Foucault pendulum at the Panthéon in Paris, France
© Adolf/Adobe Stoc
Take this for a spin...
In 1851, when French physicist Léon Foucault performed his pendulum experiment in Paris, he became the first to prove what many scientists of his day already suspected—that the Earth spins on an axis. He conducted his first experiments 170 years ago, in early January 1851, with a relatively small prototype in the cellar of his home. Just a month later, Foucault performed his most famous pendulum demonstration, using a 62-pound spherical weight attached to a 220-foot wire, which was hung from the dome of the Panthéon, a Parisian monument. As the pendulum swung back and forth in a fixed plane, the pointed end of the weight traced lines in a compass-like circle of sand below it. As time passed, the angle of these lines began to change, demonstrating to onlookers that the Earth itself was rotating underneath the pendulum, and by extension, everyone watching was rotating as well, spinning on the surface of the great blue marble around its axis.

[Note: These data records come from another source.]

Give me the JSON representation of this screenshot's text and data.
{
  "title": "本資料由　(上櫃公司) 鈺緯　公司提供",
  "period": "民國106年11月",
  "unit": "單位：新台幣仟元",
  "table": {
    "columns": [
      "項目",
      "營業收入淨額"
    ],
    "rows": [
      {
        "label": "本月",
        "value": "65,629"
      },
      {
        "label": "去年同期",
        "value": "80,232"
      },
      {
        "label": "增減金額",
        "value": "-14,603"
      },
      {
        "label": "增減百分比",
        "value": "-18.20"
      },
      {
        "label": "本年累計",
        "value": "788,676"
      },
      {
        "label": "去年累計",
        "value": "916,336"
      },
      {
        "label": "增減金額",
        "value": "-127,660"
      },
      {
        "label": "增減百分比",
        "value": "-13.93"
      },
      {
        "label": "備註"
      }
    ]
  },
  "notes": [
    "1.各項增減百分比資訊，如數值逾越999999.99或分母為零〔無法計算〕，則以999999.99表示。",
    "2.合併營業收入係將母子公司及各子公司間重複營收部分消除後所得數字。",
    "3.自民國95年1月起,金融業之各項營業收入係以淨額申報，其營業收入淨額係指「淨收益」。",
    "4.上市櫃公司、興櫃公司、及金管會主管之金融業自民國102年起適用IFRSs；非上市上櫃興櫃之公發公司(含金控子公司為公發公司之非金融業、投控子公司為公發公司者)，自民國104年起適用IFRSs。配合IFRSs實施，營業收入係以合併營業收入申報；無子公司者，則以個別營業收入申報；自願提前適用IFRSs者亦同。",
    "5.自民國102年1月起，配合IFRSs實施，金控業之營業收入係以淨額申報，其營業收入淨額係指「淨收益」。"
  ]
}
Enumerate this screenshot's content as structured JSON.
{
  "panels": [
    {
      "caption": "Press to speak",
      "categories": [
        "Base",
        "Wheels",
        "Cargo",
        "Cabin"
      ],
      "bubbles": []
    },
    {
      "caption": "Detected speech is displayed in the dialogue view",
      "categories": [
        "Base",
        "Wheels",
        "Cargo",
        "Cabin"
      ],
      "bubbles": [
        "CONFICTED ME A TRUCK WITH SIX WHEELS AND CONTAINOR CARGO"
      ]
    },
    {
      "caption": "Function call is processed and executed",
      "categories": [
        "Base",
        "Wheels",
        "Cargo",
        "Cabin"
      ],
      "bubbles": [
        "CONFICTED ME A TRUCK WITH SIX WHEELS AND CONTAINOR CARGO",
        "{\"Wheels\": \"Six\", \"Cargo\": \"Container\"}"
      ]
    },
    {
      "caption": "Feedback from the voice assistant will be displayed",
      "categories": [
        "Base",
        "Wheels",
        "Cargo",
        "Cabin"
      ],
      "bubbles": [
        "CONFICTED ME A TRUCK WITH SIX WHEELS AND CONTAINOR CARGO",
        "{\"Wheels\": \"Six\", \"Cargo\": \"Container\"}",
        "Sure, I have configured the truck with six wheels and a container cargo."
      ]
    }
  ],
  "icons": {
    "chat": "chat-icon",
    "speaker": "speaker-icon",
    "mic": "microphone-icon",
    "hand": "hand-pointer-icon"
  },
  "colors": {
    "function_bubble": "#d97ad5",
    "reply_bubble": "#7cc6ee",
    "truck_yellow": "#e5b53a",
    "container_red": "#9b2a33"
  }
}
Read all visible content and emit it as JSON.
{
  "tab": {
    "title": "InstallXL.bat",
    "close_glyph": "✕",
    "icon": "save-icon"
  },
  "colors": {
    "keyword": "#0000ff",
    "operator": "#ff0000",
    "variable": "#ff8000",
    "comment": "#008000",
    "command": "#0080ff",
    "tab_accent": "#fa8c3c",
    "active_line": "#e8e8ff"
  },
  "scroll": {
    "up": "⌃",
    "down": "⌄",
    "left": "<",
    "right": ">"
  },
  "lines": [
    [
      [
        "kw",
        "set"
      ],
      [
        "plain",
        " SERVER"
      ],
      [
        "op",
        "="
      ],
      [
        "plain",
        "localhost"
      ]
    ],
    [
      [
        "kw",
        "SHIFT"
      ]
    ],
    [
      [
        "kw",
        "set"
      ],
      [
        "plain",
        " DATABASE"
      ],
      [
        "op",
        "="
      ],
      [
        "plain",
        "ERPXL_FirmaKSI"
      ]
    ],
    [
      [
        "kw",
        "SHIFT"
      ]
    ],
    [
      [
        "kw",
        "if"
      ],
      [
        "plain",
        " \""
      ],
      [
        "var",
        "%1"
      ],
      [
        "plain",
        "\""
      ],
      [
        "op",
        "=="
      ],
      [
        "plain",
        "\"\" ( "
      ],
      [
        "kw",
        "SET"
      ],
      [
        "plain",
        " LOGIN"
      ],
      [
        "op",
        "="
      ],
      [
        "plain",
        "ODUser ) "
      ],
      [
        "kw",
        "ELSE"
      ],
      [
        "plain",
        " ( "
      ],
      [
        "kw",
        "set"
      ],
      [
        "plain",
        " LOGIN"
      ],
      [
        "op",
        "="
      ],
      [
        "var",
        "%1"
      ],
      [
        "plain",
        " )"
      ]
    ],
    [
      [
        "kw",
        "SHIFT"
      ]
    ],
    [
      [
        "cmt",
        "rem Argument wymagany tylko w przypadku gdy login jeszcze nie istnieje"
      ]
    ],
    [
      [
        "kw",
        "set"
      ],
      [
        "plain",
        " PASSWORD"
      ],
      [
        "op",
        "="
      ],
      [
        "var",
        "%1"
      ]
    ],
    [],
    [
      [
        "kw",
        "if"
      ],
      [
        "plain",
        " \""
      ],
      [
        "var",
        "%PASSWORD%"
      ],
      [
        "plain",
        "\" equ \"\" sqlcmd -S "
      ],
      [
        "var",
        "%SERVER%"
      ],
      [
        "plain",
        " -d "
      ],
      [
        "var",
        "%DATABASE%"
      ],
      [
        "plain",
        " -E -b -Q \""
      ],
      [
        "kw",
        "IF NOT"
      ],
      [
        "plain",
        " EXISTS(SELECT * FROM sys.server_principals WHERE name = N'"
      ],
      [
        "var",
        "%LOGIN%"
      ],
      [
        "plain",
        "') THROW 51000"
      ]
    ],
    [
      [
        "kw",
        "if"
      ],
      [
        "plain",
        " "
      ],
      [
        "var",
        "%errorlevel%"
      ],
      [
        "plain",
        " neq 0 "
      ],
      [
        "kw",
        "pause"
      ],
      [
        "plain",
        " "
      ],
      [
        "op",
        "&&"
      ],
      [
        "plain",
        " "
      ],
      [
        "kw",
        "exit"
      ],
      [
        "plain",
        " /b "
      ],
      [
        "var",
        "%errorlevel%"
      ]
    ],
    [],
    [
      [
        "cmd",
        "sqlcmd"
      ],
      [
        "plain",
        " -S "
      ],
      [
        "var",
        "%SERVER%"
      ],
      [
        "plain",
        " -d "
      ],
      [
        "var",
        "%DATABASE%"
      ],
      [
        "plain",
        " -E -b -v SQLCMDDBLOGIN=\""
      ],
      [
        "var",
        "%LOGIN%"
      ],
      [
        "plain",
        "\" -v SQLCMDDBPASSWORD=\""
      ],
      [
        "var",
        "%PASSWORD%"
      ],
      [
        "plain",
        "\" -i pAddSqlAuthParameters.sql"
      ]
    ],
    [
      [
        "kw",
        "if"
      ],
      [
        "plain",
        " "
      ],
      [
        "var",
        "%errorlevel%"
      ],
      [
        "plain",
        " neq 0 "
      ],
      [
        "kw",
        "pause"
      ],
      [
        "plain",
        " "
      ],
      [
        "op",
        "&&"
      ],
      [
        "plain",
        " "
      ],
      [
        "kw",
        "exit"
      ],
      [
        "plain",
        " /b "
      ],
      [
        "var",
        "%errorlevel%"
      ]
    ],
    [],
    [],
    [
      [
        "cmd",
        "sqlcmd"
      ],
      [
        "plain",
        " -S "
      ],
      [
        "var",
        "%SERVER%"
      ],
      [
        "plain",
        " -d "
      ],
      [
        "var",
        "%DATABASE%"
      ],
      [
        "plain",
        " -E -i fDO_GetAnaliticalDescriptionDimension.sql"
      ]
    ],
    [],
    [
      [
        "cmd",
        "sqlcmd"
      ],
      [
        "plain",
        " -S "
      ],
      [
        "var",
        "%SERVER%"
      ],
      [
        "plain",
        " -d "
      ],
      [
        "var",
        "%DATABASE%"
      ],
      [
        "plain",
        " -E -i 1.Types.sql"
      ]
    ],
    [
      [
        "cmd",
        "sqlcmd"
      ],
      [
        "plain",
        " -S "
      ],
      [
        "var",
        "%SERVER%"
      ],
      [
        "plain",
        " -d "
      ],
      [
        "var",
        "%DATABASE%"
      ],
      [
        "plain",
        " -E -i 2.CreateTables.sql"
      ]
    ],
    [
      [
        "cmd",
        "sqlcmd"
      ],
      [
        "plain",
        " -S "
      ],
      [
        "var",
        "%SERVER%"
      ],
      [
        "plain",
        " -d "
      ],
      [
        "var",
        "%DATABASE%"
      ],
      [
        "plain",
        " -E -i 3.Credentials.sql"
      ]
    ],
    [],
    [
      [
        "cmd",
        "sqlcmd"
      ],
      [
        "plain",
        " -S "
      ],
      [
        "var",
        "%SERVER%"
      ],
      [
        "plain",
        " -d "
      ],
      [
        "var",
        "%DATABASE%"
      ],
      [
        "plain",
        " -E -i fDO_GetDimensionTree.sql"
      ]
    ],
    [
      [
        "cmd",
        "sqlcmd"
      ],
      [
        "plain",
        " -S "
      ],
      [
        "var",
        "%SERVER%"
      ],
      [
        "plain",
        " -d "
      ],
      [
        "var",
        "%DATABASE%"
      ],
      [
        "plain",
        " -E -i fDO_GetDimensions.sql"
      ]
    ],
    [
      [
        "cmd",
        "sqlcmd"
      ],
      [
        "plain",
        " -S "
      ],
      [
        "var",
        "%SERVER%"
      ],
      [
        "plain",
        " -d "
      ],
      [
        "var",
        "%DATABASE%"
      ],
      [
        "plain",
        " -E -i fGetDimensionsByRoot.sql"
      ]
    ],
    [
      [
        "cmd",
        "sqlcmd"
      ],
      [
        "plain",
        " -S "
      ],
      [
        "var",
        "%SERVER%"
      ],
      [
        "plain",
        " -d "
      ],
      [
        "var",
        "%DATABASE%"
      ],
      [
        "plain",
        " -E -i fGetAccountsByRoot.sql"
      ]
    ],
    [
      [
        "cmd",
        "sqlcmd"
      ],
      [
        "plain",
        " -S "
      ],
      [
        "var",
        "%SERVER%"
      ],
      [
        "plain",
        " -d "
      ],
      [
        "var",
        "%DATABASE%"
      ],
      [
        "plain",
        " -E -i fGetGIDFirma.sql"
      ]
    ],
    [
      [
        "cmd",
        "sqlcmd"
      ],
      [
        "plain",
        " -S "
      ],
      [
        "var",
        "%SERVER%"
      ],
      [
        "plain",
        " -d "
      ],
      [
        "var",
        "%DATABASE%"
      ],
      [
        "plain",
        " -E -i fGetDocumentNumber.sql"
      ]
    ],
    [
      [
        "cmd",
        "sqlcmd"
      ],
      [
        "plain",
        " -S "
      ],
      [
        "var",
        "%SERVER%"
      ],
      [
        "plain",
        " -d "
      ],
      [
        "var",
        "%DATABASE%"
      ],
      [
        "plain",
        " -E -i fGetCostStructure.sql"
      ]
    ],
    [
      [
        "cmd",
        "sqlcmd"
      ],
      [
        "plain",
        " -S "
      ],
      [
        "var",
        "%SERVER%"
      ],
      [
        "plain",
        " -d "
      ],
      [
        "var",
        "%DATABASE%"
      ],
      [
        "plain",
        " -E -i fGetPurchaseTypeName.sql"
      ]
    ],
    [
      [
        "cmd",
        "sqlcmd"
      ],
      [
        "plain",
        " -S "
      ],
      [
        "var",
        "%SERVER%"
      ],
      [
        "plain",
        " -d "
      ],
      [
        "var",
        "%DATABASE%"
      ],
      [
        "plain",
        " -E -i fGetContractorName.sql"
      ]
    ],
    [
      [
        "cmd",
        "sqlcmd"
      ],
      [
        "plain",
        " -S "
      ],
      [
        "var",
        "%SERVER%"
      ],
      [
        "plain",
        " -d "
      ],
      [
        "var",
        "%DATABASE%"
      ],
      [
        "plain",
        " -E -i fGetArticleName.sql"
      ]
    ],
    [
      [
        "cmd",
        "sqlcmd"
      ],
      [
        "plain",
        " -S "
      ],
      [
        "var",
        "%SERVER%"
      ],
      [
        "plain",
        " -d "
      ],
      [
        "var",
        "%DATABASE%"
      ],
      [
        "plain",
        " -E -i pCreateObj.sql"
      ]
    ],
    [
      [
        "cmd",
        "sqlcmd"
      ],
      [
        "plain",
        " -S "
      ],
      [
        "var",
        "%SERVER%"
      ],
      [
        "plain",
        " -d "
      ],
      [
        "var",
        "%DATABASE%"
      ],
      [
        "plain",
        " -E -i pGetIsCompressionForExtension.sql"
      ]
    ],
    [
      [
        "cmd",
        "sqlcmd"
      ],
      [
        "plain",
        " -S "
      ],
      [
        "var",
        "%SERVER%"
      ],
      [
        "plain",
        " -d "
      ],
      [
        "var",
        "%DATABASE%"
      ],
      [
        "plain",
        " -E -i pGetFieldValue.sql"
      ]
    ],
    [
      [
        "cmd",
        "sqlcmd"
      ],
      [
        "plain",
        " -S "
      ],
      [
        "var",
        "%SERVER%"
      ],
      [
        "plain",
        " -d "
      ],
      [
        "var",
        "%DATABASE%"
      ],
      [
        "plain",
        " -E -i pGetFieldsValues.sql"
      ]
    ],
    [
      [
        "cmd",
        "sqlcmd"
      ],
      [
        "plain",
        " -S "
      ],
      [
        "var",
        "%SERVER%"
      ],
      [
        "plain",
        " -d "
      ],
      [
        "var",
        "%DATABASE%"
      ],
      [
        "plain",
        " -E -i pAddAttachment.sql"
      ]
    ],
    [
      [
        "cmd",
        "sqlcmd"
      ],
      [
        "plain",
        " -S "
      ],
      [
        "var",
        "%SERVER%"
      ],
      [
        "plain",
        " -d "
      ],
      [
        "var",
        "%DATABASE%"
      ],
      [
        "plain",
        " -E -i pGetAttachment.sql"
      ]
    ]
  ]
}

All these years later, replicas of Foucault's pendulum can still be found in museums around the world, continuing to demonstrate this elegant scientific proof. The pendulum seen here, an exact copy of the original, has been on display at the Panthéon in Paris since 1995.